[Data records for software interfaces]

________

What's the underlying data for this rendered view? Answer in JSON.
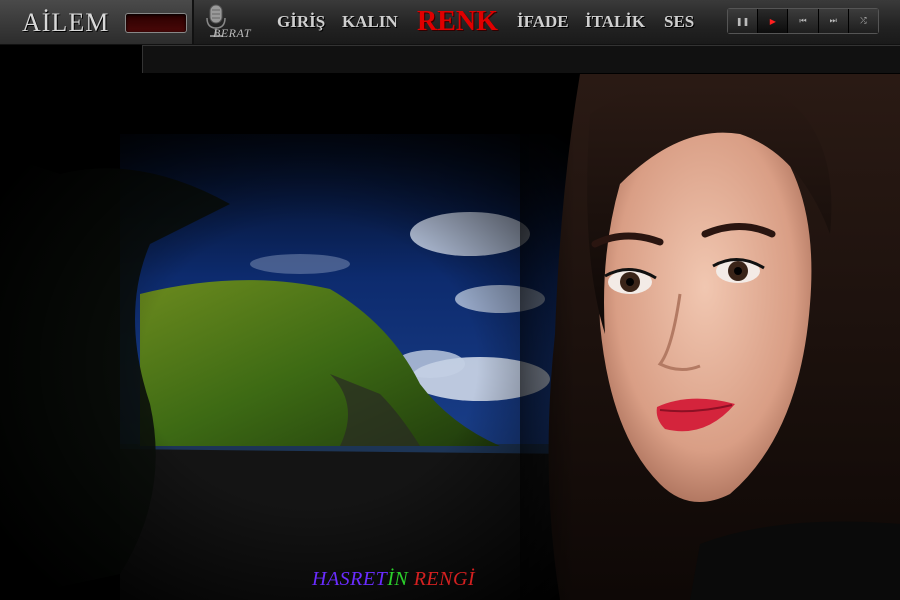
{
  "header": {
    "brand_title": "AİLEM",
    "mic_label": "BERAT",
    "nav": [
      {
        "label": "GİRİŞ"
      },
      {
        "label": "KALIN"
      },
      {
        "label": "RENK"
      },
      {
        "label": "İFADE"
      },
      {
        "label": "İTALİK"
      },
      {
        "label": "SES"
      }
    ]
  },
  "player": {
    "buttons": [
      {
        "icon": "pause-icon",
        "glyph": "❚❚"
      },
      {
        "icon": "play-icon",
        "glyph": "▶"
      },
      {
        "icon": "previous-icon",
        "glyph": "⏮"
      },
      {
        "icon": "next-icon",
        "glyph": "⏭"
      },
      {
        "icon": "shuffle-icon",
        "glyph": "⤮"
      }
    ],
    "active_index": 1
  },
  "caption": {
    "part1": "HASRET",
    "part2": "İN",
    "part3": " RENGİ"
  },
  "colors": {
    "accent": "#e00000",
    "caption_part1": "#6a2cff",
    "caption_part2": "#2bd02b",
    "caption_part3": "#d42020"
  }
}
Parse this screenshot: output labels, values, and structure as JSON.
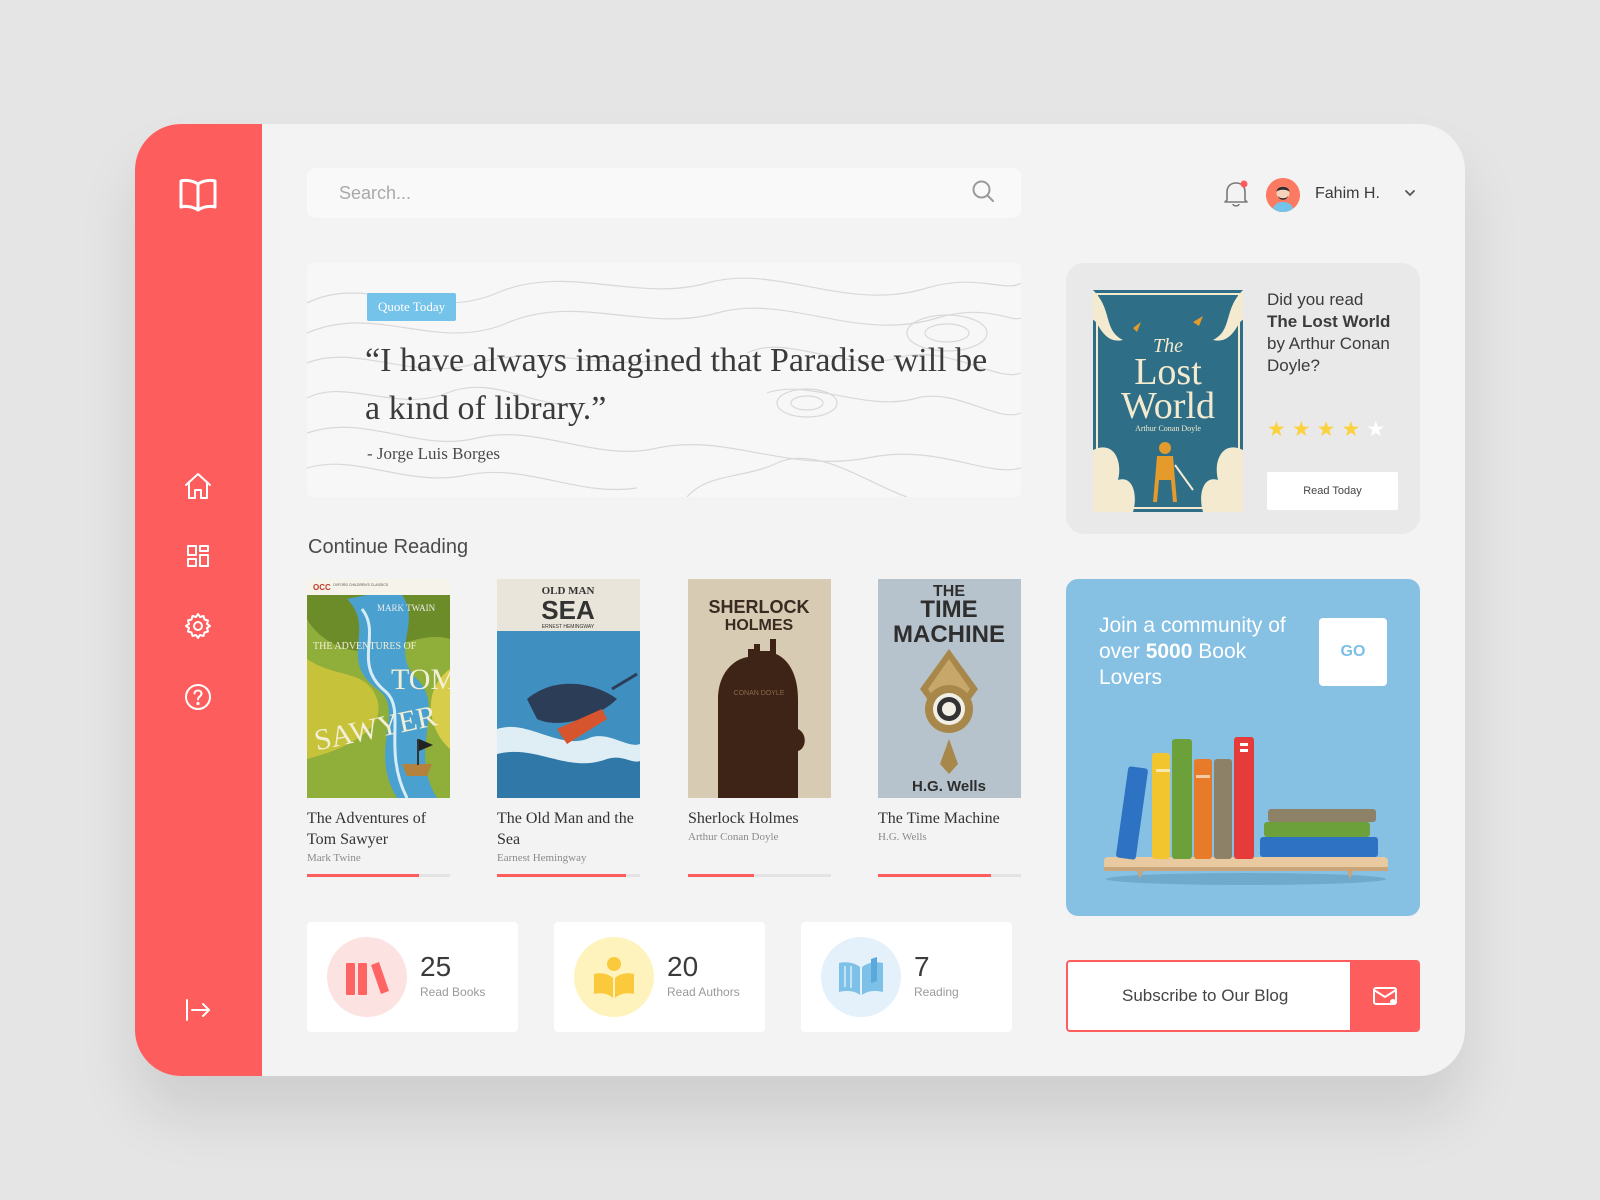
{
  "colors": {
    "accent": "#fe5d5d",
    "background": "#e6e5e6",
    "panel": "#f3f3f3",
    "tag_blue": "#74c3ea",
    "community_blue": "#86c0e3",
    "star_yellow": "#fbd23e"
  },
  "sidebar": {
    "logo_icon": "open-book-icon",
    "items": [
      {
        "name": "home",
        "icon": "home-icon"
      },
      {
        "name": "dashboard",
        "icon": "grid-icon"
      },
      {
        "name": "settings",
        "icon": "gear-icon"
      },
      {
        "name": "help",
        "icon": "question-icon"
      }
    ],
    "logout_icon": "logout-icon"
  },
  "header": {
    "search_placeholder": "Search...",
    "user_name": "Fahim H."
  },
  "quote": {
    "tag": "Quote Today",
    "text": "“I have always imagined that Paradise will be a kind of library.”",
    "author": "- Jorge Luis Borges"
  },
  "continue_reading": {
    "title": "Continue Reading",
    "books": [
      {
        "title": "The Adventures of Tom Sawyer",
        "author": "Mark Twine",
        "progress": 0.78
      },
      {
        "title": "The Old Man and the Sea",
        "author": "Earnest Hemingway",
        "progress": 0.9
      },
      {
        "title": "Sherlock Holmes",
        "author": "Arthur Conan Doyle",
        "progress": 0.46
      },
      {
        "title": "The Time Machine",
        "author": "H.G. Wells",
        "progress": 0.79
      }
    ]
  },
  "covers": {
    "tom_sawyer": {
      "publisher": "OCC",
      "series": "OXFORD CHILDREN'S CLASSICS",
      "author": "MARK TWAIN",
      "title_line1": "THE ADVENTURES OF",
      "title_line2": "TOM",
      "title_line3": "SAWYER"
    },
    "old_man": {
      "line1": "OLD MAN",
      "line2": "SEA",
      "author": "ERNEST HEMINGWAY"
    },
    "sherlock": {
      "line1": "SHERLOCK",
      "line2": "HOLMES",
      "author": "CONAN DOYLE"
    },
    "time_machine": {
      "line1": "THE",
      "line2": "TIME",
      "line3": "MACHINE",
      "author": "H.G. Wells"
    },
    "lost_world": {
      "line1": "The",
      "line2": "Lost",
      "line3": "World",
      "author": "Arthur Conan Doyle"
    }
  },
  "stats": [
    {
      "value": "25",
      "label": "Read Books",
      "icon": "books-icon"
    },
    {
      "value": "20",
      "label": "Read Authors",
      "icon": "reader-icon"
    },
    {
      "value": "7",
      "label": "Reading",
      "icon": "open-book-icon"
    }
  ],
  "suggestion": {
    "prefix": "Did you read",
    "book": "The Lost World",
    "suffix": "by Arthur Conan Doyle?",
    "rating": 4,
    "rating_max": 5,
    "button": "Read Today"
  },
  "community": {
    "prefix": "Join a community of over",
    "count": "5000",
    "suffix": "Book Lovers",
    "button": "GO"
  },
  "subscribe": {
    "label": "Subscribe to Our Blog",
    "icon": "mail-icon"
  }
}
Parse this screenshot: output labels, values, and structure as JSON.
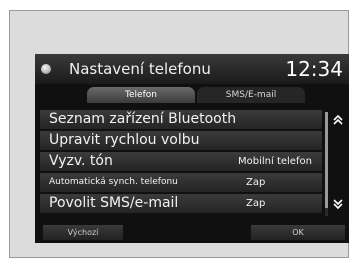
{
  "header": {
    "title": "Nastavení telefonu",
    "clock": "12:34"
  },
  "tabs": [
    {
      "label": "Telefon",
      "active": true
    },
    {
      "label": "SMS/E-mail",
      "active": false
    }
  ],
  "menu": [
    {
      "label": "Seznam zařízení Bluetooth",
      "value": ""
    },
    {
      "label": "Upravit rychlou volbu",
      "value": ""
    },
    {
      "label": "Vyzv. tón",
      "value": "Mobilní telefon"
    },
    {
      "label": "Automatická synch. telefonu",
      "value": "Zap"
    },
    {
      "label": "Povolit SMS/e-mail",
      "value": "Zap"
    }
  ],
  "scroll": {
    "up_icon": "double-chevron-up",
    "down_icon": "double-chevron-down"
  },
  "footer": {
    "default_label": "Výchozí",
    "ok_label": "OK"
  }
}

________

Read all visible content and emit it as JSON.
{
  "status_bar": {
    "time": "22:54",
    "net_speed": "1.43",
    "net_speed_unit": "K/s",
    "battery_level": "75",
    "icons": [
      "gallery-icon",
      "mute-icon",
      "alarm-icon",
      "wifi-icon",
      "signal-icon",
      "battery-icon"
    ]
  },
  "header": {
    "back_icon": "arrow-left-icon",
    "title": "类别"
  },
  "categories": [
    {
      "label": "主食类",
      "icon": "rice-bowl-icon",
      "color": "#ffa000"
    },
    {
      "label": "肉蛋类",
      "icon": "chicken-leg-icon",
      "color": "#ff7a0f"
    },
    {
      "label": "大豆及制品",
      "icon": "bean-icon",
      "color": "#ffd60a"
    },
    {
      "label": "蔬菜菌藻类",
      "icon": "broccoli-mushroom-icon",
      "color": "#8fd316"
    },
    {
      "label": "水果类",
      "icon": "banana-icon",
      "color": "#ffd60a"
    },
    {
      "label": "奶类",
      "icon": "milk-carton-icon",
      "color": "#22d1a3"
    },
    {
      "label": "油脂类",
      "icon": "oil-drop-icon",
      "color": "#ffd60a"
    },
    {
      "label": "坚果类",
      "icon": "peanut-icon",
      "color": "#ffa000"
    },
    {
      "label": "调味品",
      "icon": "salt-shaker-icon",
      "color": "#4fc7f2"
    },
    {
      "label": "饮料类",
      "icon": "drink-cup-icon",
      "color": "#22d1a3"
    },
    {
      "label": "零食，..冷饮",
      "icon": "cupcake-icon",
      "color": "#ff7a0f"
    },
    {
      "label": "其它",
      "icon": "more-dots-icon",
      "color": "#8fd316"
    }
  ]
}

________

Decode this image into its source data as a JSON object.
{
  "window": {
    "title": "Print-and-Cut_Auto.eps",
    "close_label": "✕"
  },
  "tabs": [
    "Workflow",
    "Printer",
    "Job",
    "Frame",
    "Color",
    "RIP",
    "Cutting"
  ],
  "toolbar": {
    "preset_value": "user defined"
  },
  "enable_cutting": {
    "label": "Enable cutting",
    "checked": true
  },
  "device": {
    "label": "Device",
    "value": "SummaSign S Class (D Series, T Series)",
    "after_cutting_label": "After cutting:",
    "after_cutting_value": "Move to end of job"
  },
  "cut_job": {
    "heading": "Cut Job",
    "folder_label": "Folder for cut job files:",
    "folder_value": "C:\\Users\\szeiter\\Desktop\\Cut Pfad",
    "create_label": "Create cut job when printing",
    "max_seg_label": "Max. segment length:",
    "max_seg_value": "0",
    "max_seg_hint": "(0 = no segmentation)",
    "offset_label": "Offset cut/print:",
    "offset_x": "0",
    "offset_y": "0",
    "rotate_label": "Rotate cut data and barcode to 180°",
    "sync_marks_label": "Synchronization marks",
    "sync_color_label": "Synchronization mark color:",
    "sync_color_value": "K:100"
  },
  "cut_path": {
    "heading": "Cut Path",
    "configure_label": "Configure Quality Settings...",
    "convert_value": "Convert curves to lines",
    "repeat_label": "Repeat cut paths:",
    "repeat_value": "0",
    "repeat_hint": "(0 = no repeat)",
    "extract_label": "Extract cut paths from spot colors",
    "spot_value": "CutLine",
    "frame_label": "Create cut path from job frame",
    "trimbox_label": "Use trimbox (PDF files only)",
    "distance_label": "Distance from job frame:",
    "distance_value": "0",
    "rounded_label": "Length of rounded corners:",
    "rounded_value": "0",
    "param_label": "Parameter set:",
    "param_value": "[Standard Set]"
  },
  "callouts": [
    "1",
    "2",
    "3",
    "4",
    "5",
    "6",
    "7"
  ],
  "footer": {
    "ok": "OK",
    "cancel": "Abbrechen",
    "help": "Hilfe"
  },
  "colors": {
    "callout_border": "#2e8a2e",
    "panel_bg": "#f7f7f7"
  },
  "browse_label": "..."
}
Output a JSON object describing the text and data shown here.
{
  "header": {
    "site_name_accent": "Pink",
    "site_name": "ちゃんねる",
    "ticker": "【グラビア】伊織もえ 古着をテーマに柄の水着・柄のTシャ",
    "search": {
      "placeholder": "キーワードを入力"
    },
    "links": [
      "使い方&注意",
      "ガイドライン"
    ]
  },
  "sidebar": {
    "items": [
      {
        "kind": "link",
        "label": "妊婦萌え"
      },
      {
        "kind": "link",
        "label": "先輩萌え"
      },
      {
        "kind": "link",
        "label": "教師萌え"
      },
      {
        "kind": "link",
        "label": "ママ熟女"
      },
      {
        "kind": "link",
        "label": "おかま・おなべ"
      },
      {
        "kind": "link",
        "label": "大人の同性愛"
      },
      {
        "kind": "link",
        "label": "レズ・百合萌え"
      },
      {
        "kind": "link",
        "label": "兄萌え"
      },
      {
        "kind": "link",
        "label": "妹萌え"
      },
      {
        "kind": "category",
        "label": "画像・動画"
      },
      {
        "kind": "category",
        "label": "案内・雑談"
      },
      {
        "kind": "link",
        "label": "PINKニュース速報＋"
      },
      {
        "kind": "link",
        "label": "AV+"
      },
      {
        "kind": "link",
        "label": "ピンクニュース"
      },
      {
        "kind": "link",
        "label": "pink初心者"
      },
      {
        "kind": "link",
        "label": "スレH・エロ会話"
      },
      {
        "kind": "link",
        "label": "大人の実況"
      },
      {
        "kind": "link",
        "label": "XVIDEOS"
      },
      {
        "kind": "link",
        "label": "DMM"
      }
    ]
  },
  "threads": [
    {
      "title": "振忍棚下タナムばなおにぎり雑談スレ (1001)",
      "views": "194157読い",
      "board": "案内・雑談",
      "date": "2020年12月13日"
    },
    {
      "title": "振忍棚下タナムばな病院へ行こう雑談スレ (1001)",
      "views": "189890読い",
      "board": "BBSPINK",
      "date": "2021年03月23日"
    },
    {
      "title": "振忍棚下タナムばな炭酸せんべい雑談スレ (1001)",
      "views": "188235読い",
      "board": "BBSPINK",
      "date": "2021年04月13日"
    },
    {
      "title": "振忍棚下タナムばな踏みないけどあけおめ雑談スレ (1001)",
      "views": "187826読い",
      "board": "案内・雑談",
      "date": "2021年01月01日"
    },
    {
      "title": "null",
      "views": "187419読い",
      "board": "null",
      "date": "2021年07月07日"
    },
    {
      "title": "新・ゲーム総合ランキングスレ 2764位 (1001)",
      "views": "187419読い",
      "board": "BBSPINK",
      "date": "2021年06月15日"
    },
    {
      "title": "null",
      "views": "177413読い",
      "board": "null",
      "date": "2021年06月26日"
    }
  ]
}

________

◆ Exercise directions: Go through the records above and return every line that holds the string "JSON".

◆ Problem solution:
What's the underlying data for this rendered view? Answer in JSON.
Parse this screenshot: output labels, values, and structure as JSON.
Parse this screenshot: output labels, values, and structure as JSON.
Read all visible content and emit it as JSON.
Decode this image into its source data as a JSON object.
Output a JSON object describing the text and data shown here.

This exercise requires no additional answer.